However autonomous cars are still a long way off and despite level three cars like the Mercedes S500, Audi A8L and Tesla Model 3 and X, the Irish legal landscape still restricts use of most key autonomous features as Irish law doesn't recognise any form of automation as an acceptable assistant to a driver.

The change in focus from traditional travellers to ‘Millennial’ customers has taken centre stage for many transportation companies over the past decade A Study in Contradictions, by Skift, links this focus on market size, quoting findings from the U.S census 2014. According to the data, those born between 1982 and 2000 make up more than 83 million individuals in the US, or roughly one quarter of the country’s population and account for between $200 and $300 billion in annual spending.

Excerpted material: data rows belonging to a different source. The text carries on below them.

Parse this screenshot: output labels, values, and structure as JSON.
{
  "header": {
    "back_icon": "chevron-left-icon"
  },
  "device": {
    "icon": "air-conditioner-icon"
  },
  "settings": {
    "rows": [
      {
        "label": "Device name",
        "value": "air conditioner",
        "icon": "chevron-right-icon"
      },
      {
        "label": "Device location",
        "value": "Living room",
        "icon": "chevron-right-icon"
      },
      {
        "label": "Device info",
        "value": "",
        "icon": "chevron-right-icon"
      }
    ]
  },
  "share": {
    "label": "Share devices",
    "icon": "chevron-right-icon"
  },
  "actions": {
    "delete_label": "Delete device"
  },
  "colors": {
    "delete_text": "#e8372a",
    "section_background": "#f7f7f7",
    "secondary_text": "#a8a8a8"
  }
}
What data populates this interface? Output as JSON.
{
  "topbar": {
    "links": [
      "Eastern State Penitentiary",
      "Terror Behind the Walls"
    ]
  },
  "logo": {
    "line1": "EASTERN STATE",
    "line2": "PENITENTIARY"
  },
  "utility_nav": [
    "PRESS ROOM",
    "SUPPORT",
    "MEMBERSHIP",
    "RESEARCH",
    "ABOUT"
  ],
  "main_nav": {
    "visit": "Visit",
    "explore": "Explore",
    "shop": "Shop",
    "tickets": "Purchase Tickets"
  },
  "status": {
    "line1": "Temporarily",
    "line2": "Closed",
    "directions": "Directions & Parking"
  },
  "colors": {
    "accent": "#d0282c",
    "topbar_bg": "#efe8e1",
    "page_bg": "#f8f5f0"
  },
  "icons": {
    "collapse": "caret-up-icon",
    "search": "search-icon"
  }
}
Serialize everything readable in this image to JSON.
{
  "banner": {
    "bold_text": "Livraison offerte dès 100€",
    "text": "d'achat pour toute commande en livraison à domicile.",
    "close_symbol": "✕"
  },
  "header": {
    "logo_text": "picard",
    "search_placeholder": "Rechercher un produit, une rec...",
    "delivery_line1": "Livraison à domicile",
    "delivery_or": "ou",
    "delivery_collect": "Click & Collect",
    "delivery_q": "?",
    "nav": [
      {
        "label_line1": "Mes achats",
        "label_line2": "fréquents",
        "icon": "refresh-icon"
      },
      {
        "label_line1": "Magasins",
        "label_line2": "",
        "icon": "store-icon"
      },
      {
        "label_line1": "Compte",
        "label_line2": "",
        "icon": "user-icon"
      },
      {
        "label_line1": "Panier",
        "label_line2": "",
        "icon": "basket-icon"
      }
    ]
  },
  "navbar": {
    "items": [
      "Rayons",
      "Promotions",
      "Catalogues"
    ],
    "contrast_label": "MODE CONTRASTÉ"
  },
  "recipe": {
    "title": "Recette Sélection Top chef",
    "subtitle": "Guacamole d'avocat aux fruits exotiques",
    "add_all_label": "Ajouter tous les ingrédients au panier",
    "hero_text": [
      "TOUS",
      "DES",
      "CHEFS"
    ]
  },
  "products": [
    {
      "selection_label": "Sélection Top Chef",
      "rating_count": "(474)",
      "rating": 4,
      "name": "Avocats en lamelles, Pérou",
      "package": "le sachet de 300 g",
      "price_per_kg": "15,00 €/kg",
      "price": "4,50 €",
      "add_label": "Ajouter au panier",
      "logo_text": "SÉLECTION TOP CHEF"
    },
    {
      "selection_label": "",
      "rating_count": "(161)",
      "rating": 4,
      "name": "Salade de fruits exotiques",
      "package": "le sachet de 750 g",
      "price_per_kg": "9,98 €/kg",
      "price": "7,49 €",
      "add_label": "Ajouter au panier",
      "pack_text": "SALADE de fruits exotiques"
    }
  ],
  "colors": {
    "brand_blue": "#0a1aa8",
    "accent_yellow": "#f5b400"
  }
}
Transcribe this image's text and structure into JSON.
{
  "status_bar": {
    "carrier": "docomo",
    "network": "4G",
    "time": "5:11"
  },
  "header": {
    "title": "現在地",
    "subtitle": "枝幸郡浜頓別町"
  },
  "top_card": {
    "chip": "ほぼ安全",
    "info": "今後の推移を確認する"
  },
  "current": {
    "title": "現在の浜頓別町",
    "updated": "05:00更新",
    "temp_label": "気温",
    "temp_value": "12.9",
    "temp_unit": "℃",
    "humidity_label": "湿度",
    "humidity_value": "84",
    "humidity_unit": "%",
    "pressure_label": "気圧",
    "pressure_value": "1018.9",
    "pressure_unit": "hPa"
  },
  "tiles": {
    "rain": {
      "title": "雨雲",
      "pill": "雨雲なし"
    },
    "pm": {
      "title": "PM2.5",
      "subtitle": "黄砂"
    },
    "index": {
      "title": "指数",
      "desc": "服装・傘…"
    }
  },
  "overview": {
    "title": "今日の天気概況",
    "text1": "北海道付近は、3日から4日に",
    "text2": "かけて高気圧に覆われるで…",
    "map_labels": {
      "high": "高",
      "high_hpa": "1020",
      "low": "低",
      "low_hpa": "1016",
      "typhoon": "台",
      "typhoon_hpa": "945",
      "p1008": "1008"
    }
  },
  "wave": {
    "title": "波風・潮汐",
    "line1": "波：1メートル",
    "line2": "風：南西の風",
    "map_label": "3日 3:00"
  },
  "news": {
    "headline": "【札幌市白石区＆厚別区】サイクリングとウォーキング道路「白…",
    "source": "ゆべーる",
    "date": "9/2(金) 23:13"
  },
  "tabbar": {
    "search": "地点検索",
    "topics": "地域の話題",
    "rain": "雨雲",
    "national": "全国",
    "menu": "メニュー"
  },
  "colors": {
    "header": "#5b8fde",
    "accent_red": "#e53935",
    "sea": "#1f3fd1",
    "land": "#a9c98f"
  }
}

The millennial market’s stereotypical prioritisation of travel purchases is leading many in the industry to pay significant attention on how to design and market products and services with this demographic in mind. In 2015 Eventbrite commissioned a survey which looked into millennial spending habits and found that consumer spending on experiential purchases pointed to a dramatic upswing in this kind of spending between 1990 and 2010. This ultimately reached .05% of all consumer spending in 2010, which is double the low point seen prior to 1990. New points of focus have had knock on effects within the industry, as we see older travellers ignoring the traditional taxi or hotel in favour of an Uber or AirBnB. The millennial ‘tech first’ trend opens the way for virtual reality (VR) to assist in travel planning. This will allow the consumer to test drive the car they’re considering renting or view the seat on a bus, train or aircraft which they’ve just booked for a trip. VR will also allow the consumer to peruse a hotel room and inspect its sea views, before booking. This tech will develop into the ultimate travel brochure, allowing the consumer to book ancillary items during the VR experience.

An example would be a convertible car parked outside a hotel being viewed by a consumer through a VR brochure. The vehicle would have a call to action button on the side, both allowing the consumer to sit inside the vehicle and arrange to book it for their holiday. Moving VR from being a marketing gimmick to a tool that can generate booking revenue will be a key disrupter.

Although, like fully autonomous cars the VR industry has some time to wait before it’s fully ready for market. Currently Facebook, Google, Microsoft, HTC, Sony and Avegant are developing VR rigs which will be used as a consumer’s primary computing interface and tool, while a company called Navitaire is developing proof-of-concept software and hardware which is aiming to turn VR headsets into transactional tools which can be used by the travel industry.

Navitaire is owned by travel tech giant Americas for Amadeus which is responsible for creating booking platforms for many of the world’s major airlines and hospitality companies. According to International Data Corporation, a US based research firm, total shipments of headsets for VR are predicted to rise at a compounded annual rate of 58% over the next five years.

My advice to any airline CEO would be to constantly remain vigilant and abreast of potential industry disrupters, even though some may appear counterintuitive. Prepare for a rental market that requires less commitment and less human interaction as customers lean towards AI driven short term purchases and peer to peer arrangements.

Morgan Flanagan Creagh